EXTRACTED MATERIAL:
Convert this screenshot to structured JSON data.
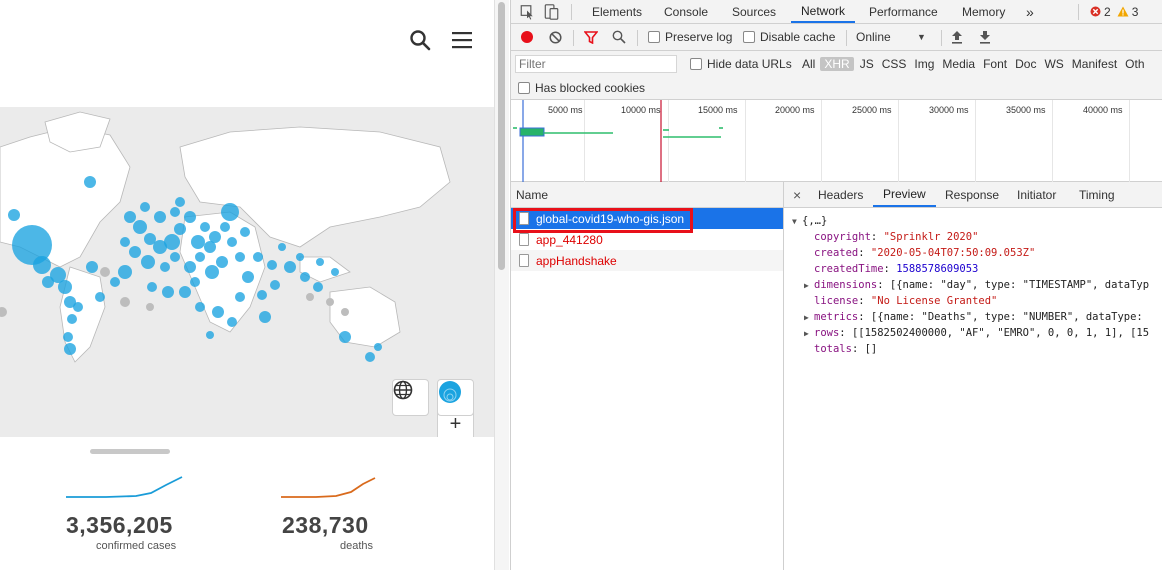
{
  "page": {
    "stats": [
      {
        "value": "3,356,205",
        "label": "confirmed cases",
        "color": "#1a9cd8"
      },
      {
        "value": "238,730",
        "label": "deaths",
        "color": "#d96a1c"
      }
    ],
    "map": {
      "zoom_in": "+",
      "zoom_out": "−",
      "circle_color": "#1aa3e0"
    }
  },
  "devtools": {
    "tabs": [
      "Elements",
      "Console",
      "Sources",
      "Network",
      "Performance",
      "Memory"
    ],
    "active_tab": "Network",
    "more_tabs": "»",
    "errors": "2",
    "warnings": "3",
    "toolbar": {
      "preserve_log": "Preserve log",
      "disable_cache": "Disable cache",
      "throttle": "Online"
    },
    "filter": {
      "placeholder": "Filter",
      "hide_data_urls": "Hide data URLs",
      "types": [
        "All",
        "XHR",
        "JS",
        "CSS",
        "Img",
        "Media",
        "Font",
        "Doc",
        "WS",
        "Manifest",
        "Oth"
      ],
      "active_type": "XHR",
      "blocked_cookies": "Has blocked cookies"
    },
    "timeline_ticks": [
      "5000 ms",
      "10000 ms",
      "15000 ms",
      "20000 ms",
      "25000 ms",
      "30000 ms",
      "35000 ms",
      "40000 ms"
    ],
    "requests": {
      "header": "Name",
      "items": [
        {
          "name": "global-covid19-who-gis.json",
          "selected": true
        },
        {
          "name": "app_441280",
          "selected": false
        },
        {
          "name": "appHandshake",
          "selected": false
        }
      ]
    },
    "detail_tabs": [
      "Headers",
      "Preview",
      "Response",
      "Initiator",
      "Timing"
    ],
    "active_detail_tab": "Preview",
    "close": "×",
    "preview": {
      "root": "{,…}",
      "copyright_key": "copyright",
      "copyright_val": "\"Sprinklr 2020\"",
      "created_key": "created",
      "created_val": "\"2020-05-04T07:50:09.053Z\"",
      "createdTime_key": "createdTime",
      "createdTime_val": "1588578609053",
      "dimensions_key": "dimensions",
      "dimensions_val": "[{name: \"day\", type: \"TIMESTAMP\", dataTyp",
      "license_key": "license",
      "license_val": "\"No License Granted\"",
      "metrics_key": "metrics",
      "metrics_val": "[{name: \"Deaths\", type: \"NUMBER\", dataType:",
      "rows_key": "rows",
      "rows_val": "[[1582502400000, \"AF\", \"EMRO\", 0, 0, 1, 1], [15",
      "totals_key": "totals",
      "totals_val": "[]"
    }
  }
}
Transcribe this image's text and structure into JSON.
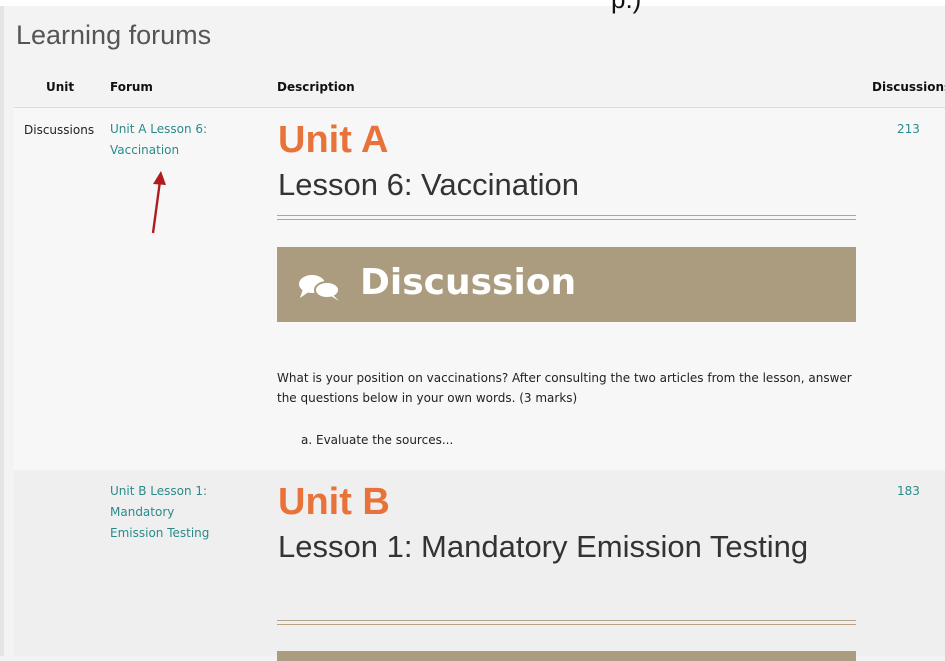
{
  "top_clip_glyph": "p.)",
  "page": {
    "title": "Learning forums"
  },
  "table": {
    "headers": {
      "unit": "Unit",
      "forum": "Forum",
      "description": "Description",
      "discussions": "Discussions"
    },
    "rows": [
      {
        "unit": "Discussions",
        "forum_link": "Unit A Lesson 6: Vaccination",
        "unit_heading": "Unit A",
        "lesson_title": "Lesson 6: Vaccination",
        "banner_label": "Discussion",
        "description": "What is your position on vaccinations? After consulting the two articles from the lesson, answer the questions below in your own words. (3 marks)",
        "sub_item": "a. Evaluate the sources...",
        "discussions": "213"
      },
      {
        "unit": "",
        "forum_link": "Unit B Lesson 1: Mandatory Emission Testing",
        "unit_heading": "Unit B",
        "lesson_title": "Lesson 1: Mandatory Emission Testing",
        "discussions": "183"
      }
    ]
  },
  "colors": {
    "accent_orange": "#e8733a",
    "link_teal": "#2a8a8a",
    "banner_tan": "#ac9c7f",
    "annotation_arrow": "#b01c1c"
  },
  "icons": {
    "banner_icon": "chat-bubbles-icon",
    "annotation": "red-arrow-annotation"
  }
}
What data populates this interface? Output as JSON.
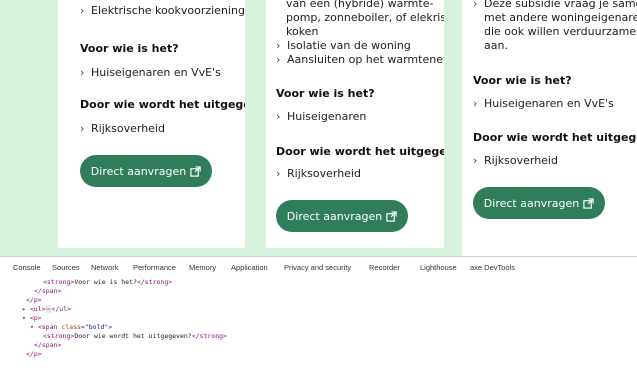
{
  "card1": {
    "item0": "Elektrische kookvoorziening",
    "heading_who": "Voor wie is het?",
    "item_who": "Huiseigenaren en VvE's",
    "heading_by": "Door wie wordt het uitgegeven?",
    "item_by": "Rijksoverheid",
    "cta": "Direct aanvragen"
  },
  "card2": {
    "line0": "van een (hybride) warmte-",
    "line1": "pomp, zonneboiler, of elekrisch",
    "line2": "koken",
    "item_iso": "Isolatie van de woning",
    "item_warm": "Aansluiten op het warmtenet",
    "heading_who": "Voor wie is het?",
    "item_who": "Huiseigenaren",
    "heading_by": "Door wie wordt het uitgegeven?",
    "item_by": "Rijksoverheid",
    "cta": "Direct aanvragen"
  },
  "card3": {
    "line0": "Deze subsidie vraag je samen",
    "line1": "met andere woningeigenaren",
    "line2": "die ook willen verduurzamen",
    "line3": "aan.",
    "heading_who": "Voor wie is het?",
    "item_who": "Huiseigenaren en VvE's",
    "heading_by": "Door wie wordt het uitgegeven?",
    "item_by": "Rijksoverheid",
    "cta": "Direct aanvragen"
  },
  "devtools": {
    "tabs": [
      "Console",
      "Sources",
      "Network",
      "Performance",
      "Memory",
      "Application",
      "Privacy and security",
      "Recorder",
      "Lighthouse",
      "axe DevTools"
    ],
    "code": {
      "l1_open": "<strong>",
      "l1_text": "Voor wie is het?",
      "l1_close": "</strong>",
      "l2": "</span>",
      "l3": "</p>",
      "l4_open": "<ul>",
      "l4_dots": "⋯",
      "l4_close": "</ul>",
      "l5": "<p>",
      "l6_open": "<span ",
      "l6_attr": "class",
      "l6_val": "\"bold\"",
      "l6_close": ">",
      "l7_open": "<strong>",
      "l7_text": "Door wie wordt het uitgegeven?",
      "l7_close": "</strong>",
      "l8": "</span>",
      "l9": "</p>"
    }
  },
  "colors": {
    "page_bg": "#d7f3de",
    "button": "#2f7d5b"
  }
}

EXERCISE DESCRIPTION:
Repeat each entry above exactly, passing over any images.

RESULT FOR THIS TASK:
Convert this screenshot to structured JSON data.
{
  "page": {
    "stats": [
      {
        "value": "3,356,205",
        "label": "confirmed cases",
        "color": "#1a9cd8"
      },
      {
        "value": "238,730",
        "label": "deaths",
        "color": "#d96a1c"
      }
    ],
    "map": {
      "zoom_in": "+",
      "zoom_out": "−",
      "circle_color": "#1aa3e0"
    }
  },
  "devtools": {
    "tabs": [
      "Elements",
      "Console",
      "Sources",
      "Network",
      "Performance",
      "Memory"
    ],
    "active_tab": "Network",
    "more_tabs": "»",
    "errors": "2",
    "warnings": "3",
    "toolbar": {
      "preserve_log": "Preserve log",
      "disable_cache": "Disable cache",
      "throttle": "Online"
    },
    "filter": {
      "placeholder": "Filter",
      "hide_data_urls": "Hide data URLs",
      "types": [
        "All",
        "XHR",
        "JS",
        "CSS",
        "Img",
        "Media",
        "Font",
        "Doc",
        "WS",
        "Manifest",
        "Oth"
      ],
      "active_type": "XHR",
      "blocked_cookies": "Has blocked cookies"
    },
    "timeline_ticks": [
      "5000 ms",
      "10000 ms",
      "15000 ms",
      "20000 ms",
      "25000 ms",
      "30000 ms",
      "35000 ms",
      "40000 ms"
    ],
    "requests": {
      "header": "Name",
      "items": [
        {
          "name": "global-covid19-who-gis.json",
          "selected": true
        },
        {
          "name": "app_441280",
          "selected": false
        },
        {
          "name": "appHandshake",
          "selected": false
        }
      ]
    },
    "detail_tabs": [
      "Headers",
      "Preview",
      "Response",
      "Initiator",
      "Timing"
    ],
    "active_detail_tab": "Preview",
    "close": "×",
    "preview": {
      "root": "{,…}",
      "copyright_key": "copyright",
      "copyright_val": "\"Sprinklr 2020\"",
      "created_key": "created",
      "created_val": "\"2020-05-04T07:50:09.053Z\"",
      "createdTime_key": "createdTime",
      "createdTime_val": "1588578609053",
      "dimensions_key": "dimensions",
      "dimensions_val": "[{name: \"day\", type: \"TIMESTAMP\", dataTyp",
      "license_key": "license",
      "license_val": "\"No License Granted\"",
      "metrics_key": "metrics",
      "metrics_val": "[{name: \"Deaths\", type: \"NUMBER\", dataType:",
      "rows_key": "rows",
      "rows_val": "[[1582502400000, \"AF\", \"EMRO\", 0, 0, 1, 1], [15",
      "totals_key": "totals",
      "totals_val": "[]"
    }
  }
}
Transcribe this image's text and structure into JSON.
{
  "top_clip_glyph": "p.)",
  "page": {
    "title": "Learning forums"
  },
  "table": {
    "headers": {
      "unit": "Unit",
      "forum": "Forum",
      "description": "Description",
      "discussions": "Discussions"
    },
    "rows": [
      {
        "unit": "Discussions",
        "forum_link": "Unit A Lesson 6: Vaccination",
        "unit_heading": "Unit A",
        "lesson_title": "Lesson 6: Vaccination",
        "banner_label": "Discussion",
        "description": "What is your position on vaccinations? After consulting the two articles from the lesson, answer the questions below in your own words. (3 marks)",
        "sub_item": "a. Evaluate the sources...",
        "discussions": "213"
      },
      {
        "unit": "",
        "forum_link": "Unit B Lesson 1: Mandatory Emission Testing",
        "unit_heading": "Unit B",
        "lesson_title": "Lesson 1: Mandatory Emission Testing",
        "discussions": "183"
      }
    ]
  },
  "colors": {
    "accent_orange": "#e8733a",
    "link_teal": "#2a8a8a",
    "banner_tan": "#ac9c7f",
    "annotation_arrow": "#b01c1c"
  },
  "icons": {
    "banner_icon": "chat-bubbles-icon",
    "annotation": "red-arrow-annotation"
  }
}
What data populates this interface? Output as JSON.
{
  "card1": {
    "item0": "Elektrische kookvoorziening",
    "heading_who": "Voor wie is het?",
    "item_who": "Huiseigenaren en VvE's",
    "heading_by": "Door wie wordt het uitgegeven?",
    "item_by": "Rijksoverheid",
    "cta": "Direct aanvragen"
  },
  "card2": {
    "line0": "van een (hybride) warmte-",
    "line1": "pomp, zonneboiler, of elekrisch",
    "line2": "koken",
    "item_iso": "Isolatie van de woning",
    "item_warm": "Aansluiten op het warmtenet",
    "heading_who": "Voor wie is het?",
    "item_who": "Huiseigenaren",
    "heading_by": "Door wie wordt het uitgegeven?",
    "item_by": "Rijksoverheid",
    "cta": "Direct aanvragen"
  },
  "card3": {
    "line0": "Deze subsidie vraag je samen",
    "line1": "met andere woningeigenaren",
    "line2": "die ook willen verduurzamen",
    "line3": "aan.",
    "heading_who": "Voor wie is het?",
    "item_who": "Huiseigenaren en VvE's",
    "heading_by": "Door wie wordt het uitgegeven?",
    "item_by": "Rijksoverheid",
    "cta": "Direct aanvragen"
  },
  "devtools": {
    "tabs": [
      "Console",
      "Sources",
      "Network",
      "Performance",
      "Memory",
      "Application",
      "Privacy and security",
      "Recorder",
      "Lighthouse",
      "axe DevTools"
    ],
    "code": {
      "l1_open": "<strong>",
      "l1_text": "Voor wie is het?",
      "l1_close": "</strong>",
      "l2": "</span>",
      "l3": "</p>",
      "l4_open": "<ul>",
      "l4_dots": "⋯",
      "l4_close": "</ul>",
      "l5": "<p>",
      "l6_open": "<span ",
      "l6_attr": "class",
      "l6_val": "\"bold\"",
      "l6_close": ">",
      "l7_open": "<strong>",
      "l7_text": "Door wie wordt het uitgegeven?",
      "l7_close": "</strong>",
      "l8": "</span>",
      "l9": "</p>"
    }
  },
  "colors": {
    "page_bg": "#d7f3de",
    "button": "#2f7d5b"
  }
}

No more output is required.